In arguing that the younger Mr. Berger, who does not have a criminal history, was a threat and should be detained until trial, prosecutors cited the anti-government and anti-law enforcement views espoused on his podcast.
In one episode, Mr. Berger said “a white man with a rifle can be very dangerous to the system indeed if he has the right motivation” and also praised the values of Eric Frein, who was convicted and sentenced to death in the 2014 ambush killing of a Pennsylvania state trooper, prosecutors said in court documents.
Mr. Berger and an unidentified co-host also discuss targeting the police, along with “legislators, lobbyists and left-wing billionaires,” for assassination, prosecutors said.
“They halfheartedly claim that the discussion is a ‘prank’ and a ‘playful thought,’ and they are not advocating for violence, but it is clear that the discussions are serious,” prosecutors wrote.

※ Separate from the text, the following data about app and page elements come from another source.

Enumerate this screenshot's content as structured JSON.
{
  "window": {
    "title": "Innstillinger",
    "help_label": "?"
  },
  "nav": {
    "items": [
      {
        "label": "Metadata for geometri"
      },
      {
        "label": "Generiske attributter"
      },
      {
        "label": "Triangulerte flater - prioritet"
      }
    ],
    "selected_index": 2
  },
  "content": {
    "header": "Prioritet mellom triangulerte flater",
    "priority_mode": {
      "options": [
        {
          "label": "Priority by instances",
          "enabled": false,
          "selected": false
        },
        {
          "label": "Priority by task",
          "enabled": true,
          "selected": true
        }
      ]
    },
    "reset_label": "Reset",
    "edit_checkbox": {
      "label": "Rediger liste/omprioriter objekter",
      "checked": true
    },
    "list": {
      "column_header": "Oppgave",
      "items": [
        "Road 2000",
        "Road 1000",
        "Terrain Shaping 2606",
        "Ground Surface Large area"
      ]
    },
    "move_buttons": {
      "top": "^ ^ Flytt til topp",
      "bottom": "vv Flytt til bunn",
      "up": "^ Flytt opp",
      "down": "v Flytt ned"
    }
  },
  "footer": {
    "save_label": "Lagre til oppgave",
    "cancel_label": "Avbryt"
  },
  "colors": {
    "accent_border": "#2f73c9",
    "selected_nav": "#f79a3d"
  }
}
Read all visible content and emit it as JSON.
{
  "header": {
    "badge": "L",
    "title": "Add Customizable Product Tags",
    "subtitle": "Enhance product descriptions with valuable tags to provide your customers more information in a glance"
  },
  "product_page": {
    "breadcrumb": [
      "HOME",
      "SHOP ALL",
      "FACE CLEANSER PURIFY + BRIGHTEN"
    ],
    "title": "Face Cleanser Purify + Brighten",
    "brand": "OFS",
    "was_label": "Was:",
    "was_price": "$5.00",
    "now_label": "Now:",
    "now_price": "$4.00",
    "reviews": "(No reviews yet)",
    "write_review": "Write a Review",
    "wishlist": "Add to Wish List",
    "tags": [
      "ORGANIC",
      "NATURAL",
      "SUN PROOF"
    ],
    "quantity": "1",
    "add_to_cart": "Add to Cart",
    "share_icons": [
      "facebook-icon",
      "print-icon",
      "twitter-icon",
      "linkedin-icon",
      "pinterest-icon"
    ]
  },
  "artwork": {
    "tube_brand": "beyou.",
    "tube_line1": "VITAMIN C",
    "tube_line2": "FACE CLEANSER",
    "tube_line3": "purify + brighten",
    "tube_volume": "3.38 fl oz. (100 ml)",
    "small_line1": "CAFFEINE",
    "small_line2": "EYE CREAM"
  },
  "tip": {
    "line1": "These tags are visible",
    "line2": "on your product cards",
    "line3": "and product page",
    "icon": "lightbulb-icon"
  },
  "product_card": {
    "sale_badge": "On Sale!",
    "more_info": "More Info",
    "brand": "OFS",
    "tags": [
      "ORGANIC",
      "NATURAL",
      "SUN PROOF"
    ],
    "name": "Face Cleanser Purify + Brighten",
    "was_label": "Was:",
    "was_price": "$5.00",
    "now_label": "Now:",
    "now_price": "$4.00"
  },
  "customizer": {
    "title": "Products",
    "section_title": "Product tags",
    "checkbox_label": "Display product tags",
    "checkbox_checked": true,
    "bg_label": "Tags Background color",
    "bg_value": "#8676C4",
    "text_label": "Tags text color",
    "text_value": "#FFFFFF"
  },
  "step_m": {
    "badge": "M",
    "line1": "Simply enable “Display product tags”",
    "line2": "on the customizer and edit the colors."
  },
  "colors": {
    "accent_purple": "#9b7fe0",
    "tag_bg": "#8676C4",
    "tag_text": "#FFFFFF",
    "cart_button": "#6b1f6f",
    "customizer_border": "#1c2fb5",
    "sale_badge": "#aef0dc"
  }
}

A magistrate judge granted the prosecutors’ motion to keep the younger Mr. Berger detained. The judge released the elder Mr. Berger on $25,000 bail. He could not be reached at his home on Saturday night. If convicted, they face up to 30 years in prison, prosecutors said.
In the pilot episode of his podcast on Jan. 14, 2019, the younger Mr. Berger explained the origin of his love of guns.
It started when he was 5-years-old, shooting milk cartons with an air pistol in the Poconos in Northeastern Pennsylvania. But it wasn’t until after he went to a shooting range for his birthday, when he was 9 or 10, shortly after watching “Dirty Harry,” the 1971 movie starring Clint Eastwood in the role of a homicide division inspector who uses brutal tactics against criminals, that Mr. Berger became hooked on guns, he said.